▶ _EXERCISE_
Return every line from the records below that has the word "Egypt".

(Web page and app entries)
_ _ _ _ _
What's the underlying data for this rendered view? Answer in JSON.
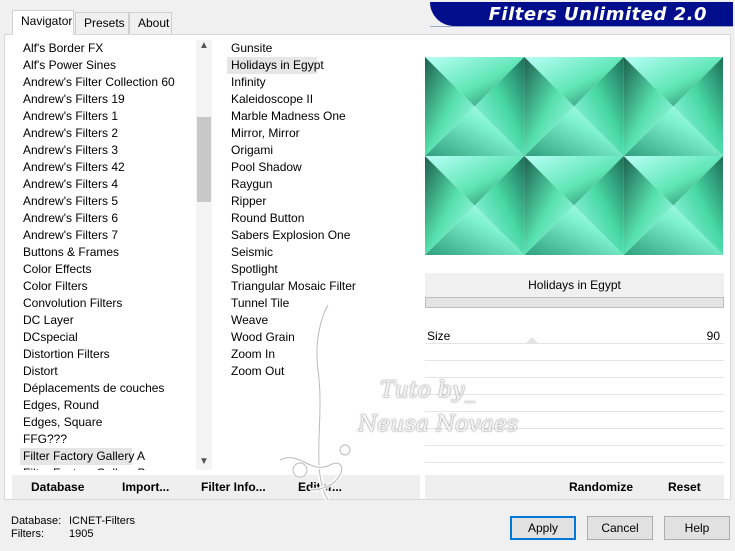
{
  "tabs": [
    "Navigator",
    "Presets",
    "About"
  ],
  "brand": "Filters Unlimited 2.0",
  "categories": [
    "Alf's Border FX",
    "Alf's Power Sines",
    "Andrew's Filter Collection 60",
    "Andrew's Filters 19",
    "Andrew's Filters 1",
    "Andrew's Filters 2",
    "Andrew's Filters 3",
    "Andrew's Filters 42",
    "Andrew's Filters 4",
    "Andrew's Filters 5",
    "Andrew's Filters 6",
    "Andrew's Filters 7",
    "Buttons & Frames",
    "Color Effects",
    "Color Filters",
    "Convolution Filters",
    "DC Layer",
    "DCspecial",
    "Distortion Filters",
    "Distort",
    "Déplacements de couches",
    "Edges, Round",
    "Edges, Square",
    "FFG???",
    "Filter Factory Gallery A",
    "Filter Factory Gallery B"
  ],
  "selected_category": "Filter Factory Gallery A",
  "filters": [
    "Gunsite",
    "Holidays in Egypt",
    "Infinity",
    "Kaleidoscope II",
    "Marble Madness One",
    "Mirror, Mirror",
    "Origami",
    "Pool Shadow",
    "Raygun",
    "Ripper",
    "Round Button",
    "Sabers Explosion One",
    "Seismic",
    "Spotlight",
    "Triangular Mosaic Filter",
    "Tunnel Tile",
    "Weave",
    "Wood Grain",
    "Zoom In",
    "Zoom Out"
  ],
  "selected_filter": "Holidays in Egypt",
  "filter_name": "Holidays in Egypt",
  "param": {
    "label": "Size",
    "value": "90"
  },
  "buttons": {
    "database": "Database",
    "import": "Import...",
    "filter_info": "Filter Info...",
    "editor": "Editor...",
    "randomize": "Randomize",
    "reset": "Reset",
    "apply": "Apply",
    "cancel": "Cancel",
    "help": "Help"
  },
  "info": {
    "db_label": "Database:",
    "db_value": "ICNET-Filters",
    "filters_label": "Filters:",
    "filters_value": "1905"
  },
  "watermark": {
    "line1": "Tuto by_",
    "line2": "Neusa Novaes"
  },
  "colors": {
    "brand_bg": "#000e8c",
    "preview_light": "#b8fff6",
    "preview_dark": "#1d6e56"
  }
}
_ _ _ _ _
▶ _REPLY TO THE EXERCISE_
    "Holidays in Egypt",
  "selected_filter": "Holidays in Egypt",
  "filter_name": "Holidays in Egypt",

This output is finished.